(Page and application data records)
===============

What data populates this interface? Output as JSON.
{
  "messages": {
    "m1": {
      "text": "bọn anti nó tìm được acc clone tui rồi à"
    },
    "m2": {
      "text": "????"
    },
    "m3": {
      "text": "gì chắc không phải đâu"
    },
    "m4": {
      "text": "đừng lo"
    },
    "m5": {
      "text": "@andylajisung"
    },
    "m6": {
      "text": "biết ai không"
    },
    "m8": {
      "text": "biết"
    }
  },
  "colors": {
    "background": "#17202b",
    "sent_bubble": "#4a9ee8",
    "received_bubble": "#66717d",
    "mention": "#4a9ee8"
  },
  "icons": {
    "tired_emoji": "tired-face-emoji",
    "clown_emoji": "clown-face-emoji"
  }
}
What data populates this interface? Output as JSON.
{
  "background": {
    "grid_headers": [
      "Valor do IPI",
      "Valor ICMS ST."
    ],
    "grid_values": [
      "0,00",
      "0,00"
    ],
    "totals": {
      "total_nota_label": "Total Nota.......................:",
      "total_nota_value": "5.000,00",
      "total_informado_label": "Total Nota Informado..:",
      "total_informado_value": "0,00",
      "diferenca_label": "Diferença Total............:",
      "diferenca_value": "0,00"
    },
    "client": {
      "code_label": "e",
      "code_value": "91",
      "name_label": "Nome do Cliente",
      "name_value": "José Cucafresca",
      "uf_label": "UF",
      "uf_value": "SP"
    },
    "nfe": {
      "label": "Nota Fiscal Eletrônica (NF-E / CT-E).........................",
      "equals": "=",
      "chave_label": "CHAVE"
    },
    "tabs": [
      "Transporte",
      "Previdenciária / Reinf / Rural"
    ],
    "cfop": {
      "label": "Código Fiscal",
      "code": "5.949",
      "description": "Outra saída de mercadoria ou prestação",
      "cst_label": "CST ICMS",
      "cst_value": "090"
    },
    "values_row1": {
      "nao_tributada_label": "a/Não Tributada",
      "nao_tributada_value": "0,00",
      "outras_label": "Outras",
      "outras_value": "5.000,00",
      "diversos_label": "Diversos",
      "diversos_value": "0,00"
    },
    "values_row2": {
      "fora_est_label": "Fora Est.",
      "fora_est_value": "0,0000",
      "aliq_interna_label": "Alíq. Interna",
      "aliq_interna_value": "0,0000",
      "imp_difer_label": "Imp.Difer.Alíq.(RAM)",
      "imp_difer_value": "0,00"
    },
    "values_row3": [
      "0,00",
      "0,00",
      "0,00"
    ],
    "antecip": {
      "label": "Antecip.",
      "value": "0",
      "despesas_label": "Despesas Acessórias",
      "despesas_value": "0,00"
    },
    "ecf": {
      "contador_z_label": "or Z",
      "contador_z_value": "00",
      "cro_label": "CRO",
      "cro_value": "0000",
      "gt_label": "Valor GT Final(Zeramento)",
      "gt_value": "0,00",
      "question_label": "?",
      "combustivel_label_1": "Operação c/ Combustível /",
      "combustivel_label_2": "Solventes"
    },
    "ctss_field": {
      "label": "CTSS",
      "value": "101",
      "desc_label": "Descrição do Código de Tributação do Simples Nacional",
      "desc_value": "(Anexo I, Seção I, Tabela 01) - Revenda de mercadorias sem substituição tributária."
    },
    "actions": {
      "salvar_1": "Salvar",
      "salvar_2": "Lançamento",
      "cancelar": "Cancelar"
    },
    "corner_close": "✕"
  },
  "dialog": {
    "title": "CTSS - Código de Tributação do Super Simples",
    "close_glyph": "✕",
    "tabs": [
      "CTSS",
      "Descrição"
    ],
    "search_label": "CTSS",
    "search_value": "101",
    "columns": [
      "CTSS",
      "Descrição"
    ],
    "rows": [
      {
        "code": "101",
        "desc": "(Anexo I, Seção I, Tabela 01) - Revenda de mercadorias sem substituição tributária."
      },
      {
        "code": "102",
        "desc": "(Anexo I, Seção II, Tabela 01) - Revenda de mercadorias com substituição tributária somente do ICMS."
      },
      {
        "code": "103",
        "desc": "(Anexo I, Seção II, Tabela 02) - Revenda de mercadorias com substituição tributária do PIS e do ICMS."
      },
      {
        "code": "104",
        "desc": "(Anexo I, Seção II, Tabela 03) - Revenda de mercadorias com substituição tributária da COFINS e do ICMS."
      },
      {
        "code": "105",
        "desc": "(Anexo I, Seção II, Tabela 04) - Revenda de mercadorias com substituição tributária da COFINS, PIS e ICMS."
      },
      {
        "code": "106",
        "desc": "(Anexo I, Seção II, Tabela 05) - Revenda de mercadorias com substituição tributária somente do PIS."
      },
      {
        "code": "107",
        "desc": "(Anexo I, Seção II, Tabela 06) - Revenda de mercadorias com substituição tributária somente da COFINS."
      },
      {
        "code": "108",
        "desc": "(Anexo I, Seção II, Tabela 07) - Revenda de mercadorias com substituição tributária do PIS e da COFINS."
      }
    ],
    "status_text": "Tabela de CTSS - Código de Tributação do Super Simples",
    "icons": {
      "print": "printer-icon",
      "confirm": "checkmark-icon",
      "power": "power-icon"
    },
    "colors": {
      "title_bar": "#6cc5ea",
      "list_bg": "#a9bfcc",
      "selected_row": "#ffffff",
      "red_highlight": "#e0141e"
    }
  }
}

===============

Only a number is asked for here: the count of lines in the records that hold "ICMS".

» Worked solution: 6